Find every line containing the word "JSON" in the records below; report only how many there are.

== Segment start ==

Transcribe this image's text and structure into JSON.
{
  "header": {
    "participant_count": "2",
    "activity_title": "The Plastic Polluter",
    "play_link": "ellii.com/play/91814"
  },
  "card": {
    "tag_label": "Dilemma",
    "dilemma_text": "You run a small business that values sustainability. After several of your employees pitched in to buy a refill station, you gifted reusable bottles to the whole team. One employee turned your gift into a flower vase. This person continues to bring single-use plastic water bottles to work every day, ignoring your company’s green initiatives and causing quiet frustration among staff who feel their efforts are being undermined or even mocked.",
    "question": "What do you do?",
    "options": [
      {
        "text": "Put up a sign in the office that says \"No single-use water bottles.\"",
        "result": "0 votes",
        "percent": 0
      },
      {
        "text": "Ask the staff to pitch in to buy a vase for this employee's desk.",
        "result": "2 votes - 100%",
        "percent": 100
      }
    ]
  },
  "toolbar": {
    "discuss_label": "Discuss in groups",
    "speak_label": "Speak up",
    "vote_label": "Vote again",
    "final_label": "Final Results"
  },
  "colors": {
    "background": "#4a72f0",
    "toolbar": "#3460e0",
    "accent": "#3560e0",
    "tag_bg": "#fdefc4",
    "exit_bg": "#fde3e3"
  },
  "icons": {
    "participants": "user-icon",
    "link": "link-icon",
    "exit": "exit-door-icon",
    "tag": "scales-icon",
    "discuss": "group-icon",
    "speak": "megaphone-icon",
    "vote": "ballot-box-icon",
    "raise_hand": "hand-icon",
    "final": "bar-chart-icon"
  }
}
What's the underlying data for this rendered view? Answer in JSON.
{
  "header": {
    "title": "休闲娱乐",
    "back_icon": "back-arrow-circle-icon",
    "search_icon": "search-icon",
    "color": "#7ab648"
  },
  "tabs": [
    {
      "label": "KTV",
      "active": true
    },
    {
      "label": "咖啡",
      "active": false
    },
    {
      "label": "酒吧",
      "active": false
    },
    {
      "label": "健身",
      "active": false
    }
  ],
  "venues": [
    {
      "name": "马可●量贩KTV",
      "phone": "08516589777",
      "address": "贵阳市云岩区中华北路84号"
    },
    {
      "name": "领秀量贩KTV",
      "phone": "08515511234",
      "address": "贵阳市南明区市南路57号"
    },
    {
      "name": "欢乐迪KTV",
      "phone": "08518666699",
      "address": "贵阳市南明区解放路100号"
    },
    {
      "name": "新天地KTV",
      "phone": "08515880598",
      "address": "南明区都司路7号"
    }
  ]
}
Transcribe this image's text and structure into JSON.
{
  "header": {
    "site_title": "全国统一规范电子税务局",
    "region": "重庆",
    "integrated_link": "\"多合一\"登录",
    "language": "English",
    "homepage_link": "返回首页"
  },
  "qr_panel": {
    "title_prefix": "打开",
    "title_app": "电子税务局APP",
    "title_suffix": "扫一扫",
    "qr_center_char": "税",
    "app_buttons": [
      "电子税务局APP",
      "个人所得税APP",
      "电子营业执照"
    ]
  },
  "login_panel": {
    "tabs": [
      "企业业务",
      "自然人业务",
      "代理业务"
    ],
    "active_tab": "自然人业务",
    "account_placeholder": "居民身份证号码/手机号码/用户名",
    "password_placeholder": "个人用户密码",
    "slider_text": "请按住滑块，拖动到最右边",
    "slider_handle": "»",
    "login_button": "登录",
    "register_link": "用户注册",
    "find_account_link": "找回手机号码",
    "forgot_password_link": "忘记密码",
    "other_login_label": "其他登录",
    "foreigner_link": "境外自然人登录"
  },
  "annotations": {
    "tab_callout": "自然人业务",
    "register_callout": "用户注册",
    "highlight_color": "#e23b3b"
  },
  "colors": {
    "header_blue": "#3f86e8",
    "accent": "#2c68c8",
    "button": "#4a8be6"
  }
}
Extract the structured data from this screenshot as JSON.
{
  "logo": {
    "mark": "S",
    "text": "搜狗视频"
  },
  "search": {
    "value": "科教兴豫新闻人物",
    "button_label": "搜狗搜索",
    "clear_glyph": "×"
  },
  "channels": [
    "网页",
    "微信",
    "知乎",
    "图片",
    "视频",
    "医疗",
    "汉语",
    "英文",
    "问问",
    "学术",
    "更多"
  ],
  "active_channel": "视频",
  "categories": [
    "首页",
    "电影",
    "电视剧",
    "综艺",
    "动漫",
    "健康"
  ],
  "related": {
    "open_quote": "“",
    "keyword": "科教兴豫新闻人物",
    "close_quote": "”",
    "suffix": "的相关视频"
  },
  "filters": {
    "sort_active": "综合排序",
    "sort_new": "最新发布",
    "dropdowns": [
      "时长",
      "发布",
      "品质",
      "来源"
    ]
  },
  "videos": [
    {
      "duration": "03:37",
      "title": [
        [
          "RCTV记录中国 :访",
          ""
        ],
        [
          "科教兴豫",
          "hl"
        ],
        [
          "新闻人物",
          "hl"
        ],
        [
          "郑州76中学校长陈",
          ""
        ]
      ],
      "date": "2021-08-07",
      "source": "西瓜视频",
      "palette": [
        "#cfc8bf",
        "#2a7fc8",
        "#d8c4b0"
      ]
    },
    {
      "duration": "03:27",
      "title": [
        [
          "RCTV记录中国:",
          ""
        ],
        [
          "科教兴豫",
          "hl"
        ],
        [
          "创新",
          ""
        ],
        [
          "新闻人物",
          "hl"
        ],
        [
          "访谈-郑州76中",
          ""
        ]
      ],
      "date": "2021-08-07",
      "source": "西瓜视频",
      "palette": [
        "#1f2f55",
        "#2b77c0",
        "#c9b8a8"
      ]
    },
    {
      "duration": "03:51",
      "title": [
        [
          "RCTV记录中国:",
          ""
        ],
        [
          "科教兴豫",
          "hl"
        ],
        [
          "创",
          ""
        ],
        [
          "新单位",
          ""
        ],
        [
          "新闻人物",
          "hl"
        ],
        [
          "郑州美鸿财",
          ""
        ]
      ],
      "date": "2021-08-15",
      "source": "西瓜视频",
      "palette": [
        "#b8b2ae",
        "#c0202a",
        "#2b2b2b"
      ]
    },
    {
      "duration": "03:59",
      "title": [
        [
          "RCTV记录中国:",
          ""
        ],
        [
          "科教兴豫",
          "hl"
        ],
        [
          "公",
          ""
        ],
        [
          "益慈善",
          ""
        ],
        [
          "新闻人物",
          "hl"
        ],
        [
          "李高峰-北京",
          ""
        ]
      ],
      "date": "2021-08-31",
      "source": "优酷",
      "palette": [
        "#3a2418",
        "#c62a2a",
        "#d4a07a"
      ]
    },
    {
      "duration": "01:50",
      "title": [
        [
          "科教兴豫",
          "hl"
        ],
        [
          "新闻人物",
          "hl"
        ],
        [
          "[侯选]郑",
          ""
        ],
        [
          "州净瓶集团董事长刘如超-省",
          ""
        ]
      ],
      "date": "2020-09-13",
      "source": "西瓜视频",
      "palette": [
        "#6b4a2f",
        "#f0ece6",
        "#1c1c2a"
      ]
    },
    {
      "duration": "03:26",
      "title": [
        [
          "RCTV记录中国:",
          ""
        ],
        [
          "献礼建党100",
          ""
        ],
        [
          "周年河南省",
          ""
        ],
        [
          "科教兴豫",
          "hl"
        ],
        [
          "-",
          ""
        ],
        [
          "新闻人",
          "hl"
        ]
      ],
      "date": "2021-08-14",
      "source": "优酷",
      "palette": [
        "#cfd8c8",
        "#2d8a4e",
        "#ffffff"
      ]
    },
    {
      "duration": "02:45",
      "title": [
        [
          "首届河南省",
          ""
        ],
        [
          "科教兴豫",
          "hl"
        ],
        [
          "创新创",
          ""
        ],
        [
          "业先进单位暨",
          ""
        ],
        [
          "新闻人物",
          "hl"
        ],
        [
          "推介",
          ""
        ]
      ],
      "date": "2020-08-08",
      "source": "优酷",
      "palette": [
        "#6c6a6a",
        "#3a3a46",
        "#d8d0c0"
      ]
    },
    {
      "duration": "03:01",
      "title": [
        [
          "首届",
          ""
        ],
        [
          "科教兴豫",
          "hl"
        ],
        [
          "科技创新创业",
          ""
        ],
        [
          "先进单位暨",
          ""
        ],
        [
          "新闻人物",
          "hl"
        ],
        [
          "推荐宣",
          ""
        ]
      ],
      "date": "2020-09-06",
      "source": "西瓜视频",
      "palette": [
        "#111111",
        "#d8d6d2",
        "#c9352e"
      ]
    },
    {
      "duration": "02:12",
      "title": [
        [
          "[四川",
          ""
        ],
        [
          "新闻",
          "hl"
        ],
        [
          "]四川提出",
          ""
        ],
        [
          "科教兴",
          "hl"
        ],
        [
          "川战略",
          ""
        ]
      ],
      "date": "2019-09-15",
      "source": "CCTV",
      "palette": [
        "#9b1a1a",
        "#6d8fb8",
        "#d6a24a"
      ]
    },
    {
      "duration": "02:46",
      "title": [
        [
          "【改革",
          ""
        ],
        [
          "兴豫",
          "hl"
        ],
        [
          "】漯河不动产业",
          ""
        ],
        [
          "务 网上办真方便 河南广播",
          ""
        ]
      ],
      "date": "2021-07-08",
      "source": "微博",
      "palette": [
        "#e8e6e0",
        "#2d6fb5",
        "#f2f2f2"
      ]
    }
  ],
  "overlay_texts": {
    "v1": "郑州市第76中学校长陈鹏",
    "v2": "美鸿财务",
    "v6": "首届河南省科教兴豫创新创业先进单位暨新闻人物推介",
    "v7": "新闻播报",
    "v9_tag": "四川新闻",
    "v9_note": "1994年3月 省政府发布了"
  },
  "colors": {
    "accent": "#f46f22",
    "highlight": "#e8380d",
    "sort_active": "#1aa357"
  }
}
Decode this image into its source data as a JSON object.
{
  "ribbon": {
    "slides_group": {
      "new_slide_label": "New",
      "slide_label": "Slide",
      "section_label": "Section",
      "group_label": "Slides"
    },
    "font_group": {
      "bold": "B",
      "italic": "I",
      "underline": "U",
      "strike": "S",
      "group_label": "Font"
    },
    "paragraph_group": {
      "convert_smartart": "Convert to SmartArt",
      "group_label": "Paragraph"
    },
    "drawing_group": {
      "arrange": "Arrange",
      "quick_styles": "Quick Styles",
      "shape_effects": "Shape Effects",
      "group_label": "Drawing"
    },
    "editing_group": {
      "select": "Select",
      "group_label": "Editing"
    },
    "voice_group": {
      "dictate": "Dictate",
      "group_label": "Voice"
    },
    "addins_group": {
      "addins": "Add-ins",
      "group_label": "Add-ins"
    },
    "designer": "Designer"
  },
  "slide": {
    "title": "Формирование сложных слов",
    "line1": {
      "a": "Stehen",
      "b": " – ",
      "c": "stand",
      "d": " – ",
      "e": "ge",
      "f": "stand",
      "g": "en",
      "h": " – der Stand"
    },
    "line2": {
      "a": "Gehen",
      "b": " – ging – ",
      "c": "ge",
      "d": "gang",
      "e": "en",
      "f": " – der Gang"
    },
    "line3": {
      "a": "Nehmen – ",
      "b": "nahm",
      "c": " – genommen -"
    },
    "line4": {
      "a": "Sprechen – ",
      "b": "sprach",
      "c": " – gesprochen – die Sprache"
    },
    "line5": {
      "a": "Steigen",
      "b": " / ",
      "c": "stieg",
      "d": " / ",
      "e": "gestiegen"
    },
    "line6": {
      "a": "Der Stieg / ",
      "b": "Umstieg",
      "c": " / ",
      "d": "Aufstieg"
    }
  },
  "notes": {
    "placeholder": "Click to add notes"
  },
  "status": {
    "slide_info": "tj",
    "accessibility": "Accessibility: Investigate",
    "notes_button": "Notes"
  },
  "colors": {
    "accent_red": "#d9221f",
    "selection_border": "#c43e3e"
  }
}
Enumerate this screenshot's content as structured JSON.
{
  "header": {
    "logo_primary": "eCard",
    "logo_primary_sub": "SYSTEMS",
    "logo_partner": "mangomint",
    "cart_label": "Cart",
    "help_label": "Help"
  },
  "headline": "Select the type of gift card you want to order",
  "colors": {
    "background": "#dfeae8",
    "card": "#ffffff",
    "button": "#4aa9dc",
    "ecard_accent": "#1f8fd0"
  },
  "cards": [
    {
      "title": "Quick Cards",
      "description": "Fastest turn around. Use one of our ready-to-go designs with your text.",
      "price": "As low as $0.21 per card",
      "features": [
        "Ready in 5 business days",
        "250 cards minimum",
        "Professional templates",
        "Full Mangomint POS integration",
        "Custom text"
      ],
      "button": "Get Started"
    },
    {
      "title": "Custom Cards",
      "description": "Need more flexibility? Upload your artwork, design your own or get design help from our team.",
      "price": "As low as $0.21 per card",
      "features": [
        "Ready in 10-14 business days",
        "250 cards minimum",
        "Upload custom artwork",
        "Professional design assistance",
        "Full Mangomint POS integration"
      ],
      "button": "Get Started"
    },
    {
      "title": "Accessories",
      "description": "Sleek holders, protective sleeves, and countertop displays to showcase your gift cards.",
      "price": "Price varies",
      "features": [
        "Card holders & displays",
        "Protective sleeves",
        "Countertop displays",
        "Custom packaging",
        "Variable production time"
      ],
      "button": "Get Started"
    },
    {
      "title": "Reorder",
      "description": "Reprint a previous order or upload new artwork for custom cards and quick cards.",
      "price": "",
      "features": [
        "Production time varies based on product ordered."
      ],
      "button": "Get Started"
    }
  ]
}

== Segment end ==

COMPLETED TASK:
6